The following article appeared in the July/August 2004 issue of VAnguard. Article By Orin Hatton View PDF
Tuesday, Friday, Thursday, Wednesday, Monday. That’s the order in which the squads were formed, one for each day, as new members were recruited to fill the ranks of the Memorial Rifle Squad at Ft. Snelling National Cemetery in Minneapolis.
On June 19, 1979, the Tuesday Squad conducted its first three funerals. Since then, members of the Memorial Rifle Squad have participated in nearly 42,000 services for veterans at Ft. Snelling. And their record is impeccable—the Rifle Squad has never missed a scheduled funeral despite Minnesota’s bone-chilling winter temperatures that dip to 25 degrees below zero and boast wind chills nearly double that.
There were six members on the Squad that first Tuesday in 1979, including George Weiss, who at 50 years old was the youngest member at the time. Today the ages range from 26 to 87 and the average is a spry 71.6. With a squad for each day of the week, the Memorial Rifle Squad is able to provide honors for up to 17 services a day. The Squad presents a rifle volley for each veteran, and every squad includes a bugler who plays taps.
On June 19, 2004, Weiss was on hand for a banquet commemorating the 25th anniversary of the Memorial Rifle Squad at The Prom Center in Oakdale, Minn. An audience of 350 crowded the banquet hall, including 100 active and 30 inactive members of the Squad. Under Secretary for Memorial Affairs Jack Nicholson presented the Secretary’s Award to Weiss in recognition of the Rifle Squad’s 25 years of dedicated service to the nation’s veterans. The state of Minnesota acknowledged the Rifle Squad’s accomplishments as Alberto Quintela, deputy secretary of state, read a proclamation from the governor.
Bob McCollum, cemetery director at Ft. Snelling, says he has never met a more dedicated group in his 22 years at VA. “What they do for our nation’s heroes, day in and day out, it doesn’t get any better. It’s an honor to work in the same facility with them.”
The Memorial Rifle Squad at Fort Snelling is the first and largest all-volunteer group of its kind within VA’s 120 national cemeteries. Every branch of the military is represented.
“There’s a little competition among the squads about who’s the best,” said Weiss. “We joke back and forth. But when we step out of the bus, we are in radio contact with the lead car. There is no talking in ranks and no horseplay.”
Weiss says the Squad performs its duties “with honor, pride and integrity.” Nicholson says he’d like to see this spirit and voluntarism spread to all national cemeteries.
Two of the youngest members of the Squad are reservists serving in Kosovo. “They come out once a week when they are in town,” says Weiss, “so we figure we’ll be around at least another 25 years.”
“I’m back, it was certainly a quick trip, but I have to also say it was one of the most amazing experiences of my life. There is a lot to be said for growing up in a small town in Texas.
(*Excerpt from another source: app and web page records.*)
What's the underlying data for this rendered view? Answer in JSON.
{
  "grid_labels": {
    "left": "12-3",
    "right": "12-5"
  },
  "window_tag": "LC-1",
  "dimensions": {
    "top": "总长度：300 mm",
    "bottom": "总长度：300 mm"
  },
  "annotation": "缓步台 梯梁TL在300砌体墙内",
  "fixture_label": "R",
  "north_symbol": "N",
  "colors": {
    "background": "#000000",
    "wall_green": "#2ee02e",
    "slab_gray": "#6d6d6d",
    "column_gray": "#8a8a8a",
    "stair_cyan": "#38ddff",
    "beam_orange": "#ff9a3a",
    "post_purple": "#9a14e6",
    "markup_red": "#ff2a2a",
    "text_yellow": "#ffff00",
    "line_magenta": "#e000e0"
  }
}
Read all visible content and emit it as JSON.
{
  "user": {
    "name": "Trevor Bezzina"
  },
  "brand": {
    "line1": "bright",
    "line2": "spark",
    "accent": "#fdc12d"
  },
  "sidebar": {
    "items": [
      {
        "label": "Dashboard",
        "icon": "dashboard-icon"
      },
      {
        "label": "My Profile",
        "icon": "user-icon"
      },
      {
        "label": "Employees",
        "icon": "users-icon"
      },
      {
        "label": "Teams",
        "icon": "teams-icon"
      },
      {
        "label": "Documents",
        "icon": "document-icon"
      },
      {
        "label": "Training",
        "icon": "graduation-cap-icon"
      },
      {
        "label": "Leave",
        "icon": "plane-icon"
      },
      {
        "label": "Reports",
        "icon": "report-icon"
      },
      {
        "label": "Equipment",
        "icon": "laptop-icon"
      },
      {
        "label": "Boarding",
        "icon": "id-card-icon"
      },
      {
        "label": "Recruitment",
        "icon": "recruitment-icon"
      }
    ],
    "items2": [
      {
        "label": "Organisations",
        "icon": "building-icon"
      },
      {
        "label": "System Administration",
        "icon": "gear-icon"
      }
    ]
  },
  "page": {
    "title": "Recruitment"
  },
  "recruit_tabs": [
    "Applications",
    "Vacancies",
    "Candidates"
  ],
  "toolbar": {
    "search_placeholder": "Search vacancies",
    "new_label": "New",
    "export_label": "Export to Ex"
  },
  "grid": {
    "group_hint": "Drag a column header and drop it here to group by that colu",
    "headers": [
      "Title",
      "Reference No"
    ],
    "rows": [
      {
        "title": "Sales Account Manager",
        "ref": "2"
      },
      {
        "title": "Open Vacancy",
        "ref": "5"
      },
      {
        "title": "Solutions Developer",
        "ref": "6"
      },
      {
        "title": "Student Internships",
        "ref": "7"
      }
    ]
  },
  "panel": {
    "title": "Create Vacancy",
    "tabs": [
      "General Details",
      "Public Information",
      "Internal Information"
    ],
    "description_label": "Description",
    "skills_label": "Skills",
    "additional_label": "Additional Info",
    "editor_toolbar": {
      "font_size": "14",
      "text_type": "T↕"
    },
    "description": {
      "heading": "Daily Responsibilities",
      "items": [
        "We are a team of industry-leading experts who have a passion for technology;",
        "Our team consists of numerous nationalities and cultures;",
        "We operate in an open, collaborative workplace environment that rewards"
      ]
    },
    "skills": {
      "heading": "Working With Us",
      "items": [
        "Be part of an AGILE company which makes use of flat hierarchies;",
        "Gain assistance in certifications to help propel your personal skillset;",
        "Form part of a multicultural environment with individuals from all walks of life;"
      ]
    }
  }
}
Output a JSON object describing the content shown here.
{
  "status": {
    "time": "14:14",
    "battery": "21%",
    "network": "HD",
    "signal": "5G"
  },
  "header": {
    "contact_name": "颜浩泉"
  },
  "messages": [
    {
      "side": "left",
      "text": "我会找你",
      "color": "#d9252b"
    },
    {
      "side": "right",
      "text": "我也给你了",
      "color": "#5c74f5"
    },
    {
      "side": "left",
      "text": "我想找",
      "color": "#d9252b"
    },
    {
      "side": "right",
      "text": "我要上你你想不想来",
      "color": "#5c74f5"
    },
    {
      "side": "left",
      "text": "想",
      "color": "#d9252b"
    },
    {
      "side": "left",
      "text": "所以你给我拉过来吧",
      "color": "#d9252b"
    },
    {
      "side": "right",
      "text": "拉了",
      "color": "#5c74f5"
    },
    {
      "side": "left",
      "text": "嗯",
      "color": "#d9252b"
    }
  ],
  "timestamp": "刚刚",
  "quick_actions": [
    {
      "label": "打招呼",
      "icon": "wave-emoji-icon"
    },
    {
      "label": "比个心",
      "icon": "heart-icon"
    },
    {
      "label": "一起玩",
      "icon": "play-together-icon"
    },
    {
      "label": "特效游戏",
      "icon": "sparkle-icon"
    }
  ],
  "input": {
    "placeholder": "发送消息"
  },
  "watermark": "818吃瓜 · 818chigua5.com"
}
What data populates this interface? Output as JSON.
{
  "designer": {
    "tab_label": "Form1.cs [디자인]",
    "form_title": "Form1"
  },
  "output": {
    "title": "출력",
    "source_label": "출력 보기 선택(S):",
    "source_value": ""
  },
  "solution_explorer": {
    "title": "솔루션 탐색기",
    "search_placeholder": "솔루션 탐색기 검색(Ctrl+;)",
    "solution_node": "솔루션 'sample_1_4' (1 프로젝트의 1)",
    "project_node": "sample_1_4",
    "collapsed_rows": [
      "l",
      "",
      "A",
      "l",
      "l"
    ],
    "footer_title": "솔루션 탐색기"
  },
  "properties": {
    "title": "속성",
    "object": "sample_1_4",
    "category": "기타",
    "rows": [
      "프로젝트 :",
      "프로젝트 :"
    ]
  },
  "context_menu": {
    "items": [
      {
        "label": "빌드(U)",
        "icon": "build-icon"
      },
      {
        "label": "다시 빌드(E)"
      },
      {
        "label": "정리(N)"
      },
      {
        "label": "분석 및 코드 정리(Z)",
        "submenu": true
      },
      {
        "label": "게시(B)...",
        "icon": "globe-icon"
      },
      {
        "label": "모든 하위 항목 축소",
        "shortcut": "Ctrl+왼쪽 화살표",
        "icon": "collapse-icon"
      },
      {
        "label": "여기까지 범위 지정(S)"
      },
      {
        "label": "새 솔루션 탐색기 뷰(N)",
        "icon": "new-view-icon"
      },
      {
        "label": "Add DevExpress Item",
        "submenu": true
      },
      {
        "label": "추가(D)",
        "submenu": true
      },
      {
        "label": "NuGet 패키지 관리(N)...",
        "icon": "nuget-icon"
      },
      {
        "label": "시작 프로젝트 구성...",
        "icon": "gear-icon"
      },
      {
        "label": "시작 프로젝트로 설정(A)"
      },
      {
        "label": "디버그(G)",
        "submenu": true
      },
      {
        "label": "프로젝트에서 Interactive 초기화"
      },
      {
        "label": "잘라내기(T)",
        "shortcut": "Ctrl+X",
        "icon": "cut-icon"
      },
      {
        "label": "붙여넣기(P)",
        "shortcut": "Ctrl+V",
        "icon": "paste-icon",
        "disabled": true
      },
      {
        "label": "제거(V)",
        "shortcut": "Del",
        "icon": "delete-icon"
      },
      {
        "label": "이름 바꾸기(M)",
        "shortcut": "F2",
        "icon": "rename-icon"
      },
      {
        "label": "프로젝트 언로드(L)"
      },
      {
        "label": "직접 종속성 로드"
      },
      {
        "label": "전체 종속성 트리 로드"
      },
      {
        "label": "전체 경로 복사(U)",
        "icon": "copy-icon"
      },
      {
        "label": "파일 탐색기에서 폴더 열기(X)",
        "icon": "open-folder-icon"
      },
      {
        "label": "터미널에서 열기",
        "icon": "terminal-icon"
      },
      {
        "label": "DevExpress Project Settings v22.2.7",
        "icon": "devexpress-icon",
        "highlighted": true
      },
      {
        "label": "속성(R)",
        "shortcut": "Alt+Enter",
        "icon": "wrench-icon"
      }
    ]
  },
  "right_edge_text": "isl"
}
The service itself was impressive with wonderful flowers and sprays, a portrait of James, his uniform and boots, his awards and ribbons. There was lots of military brass and an eloquent (though inappropriately longwinded) Baptist preacher. There were easily 1000 people at the service, filling the church sanctuary as well as the fellowship hall and spilling out into the parking lot.
However, the most incredible thing was what happened following the service on the way to the cemetery. We went to our cars and drove to the cemetery escorted by at least 10 police cars with lights flashing and some other emergency vehicles, with Texas Rangers handling traffic. Everyone on the road who was not in the procession, pulled over, got out of their cars, and stood silently and respectfully, some put their hands over their hearts.
When we turned off the highway suddenly there were teenage boys along both sides of the street about every 20 feet or so, all holding large American flags on long flag poles, and again with their hands on their hearts. We thought at first it was the Boy Scouts or 4H club or something, but it continued …. for two and a half miles. Hundreds of young people, standing silently on the side of the road with flags. At one point we passed an elementary school, and all the children were outside, shoulder to shoulder holding flags . kindergartners, handicapped, teachers, staff, everyone. Some held signs of love and support. Then came teenage girls and younger boys, all holding flags. Then adults. Then families. All standing silently on the side of the road. No one spoke, not even the very young children.
The military presence..at least two generals, a fist full of colonels, and representatives from every branch of the service, plus the color guard which attended James, and some who served with him … was very impressive and respectful, but the love and pride from this community who had lost one of their own was the most amazing thing I’ve ever been privileged to witness.